| Task objective |
Reproduce the entries that follow exactly, dropping each image.

| Task material |
= Beginning of Section =

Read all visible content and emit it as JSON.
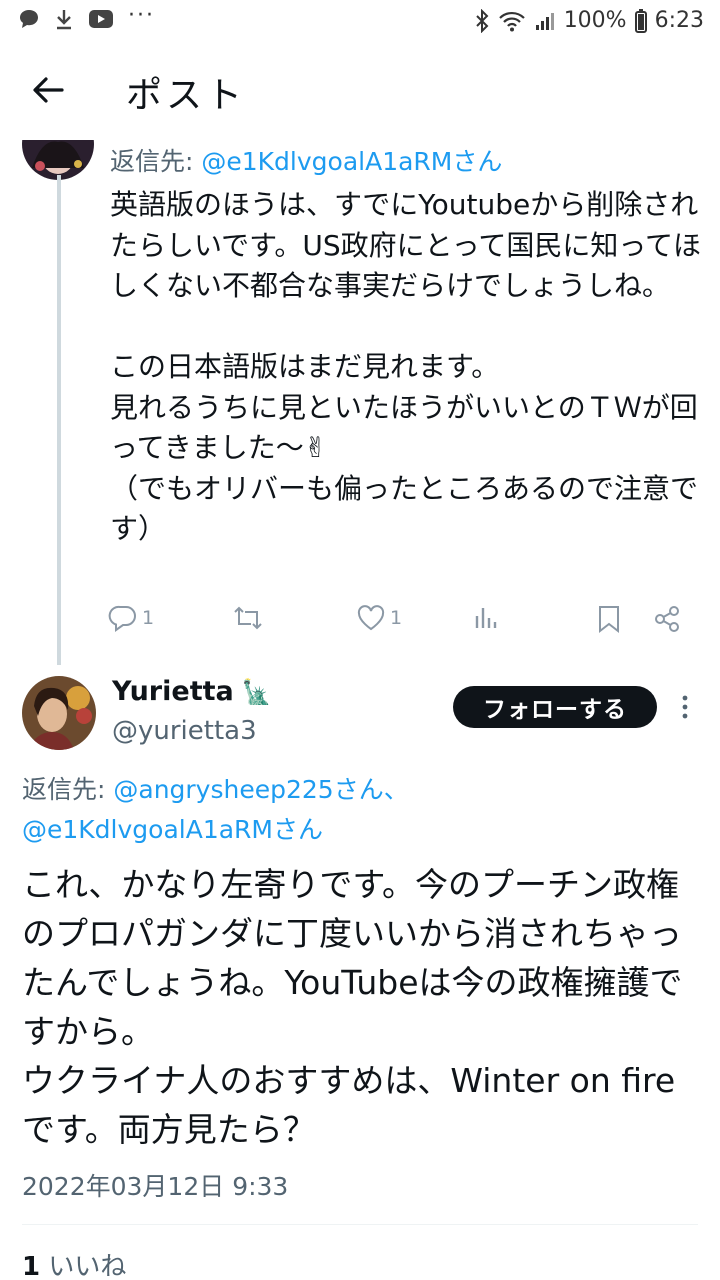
{
  "status_bar": {
    "battery": "100%",
    "time": "6:23",
    "dots": "···"
  },
  "header": {
    "title": "ポスト"
  },
  "parent_tweet": {
    "reply_prefix": "返信先: ",
    "reply_mention": "@e1KdlvgoalA1aRMさん",
    "body": "英語版のほうは、すでにYoutubeから削除されたらしいです。US政府にとって国民に知ってほしくない不都合な事実だらけでしょうしね。\n\nこの日本語版はまだ見れます。\n見れるうちに見といたほうがいいとのＴＷが回ってきました〜✌\n（でもオリバーも偏ったところあるので注意です）",
    "reply_count": "1",
    "like_count": "1"
  },
  "tweet": {
    "name": "Yurietta",
    "name_emoji": "🗽",
    "handle": "@yurietta3",
    "follow_label": "フォローする",
    "reply_prefix": "返信先: ",
    "reply_mention_1": "@angrysheep225さん、",
    "reply_mention_2": "@e1KdlvgoalA1aRMさん",
    "body": "これ、かなり左寄りです。今のプーチン政権のプロパガンダに丁度いいから消されちゃったんでしょうね。YouTubeは今の政権擁護ですから。\nウクライナ人のおすすめは、Winter on fire です。両方見たら？",
    "timestamp": "2022年03月12日 9:33",
    "likes_count": "1",
    "likes_label": " いいね"
  },
  "colors": {
    "accent": "#1d9bf0",
    "text": "#0f1419",
    "muted": "#536471",
    "thread_line": "#cfd9de"
  }
}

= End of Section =

| Solved problem |
Read all visible content and emit it as JSON.
{
  "status_bar": {
    "battery": "100%",
    "time": "6:23",
    "dots": "···"
  },
  "header": {
    "title": "ポスト"
  },
  "parent_tweet": {
    "reply_prefix": "返信先: ",
    "reply_mention": "@e1KdlvgoalA1aRMさん",
    "body": "英語版のほうは、すでにYoutubeから削除されたらしいです。US政府にとって国民に知ってほしくない不都合な事実だらけでしょうしね。\n\nこの日本語版はまだ見れます。\n見れるうちに見といたほうがいいとのＴＷが回ってきました〜✌\n（でもオリバーも偏ったところあるので注意です）",
    "reply_count": "1",
    "like_count": "1"
  },
  "tweet": {
    "name": "Yurietta",
    "name_emoji": "🗽",
    "handle": "@yurietta3",
    "follow_label": "フォローする",
    "reply_prefix": "返信先: ",
    "reply_mention_1": "@angrysheep225さん、",
    "reply_mention_2": "@e1KdlvgoalA1aRMさん",
    "body": "これ、かなり左寄りです。今のプーチン政権のプロパガンダに丁度いいから消されちゃったんでしょうね。YouTubeは今の政権擁護ですから。\nウクライナ人のおすすめは、Winter on fire です。両方見たら？",
    "timestamp": "2022年03月12日 9:33",
    "likes_count": "1",
    "likes_label": " いいね"
  },
  "colors": {
    "accent": "#1d9bf0",
    "text": "#0f1419",
    "muted": "#536471",
    "thread_line": "#cfd9de"
  }
}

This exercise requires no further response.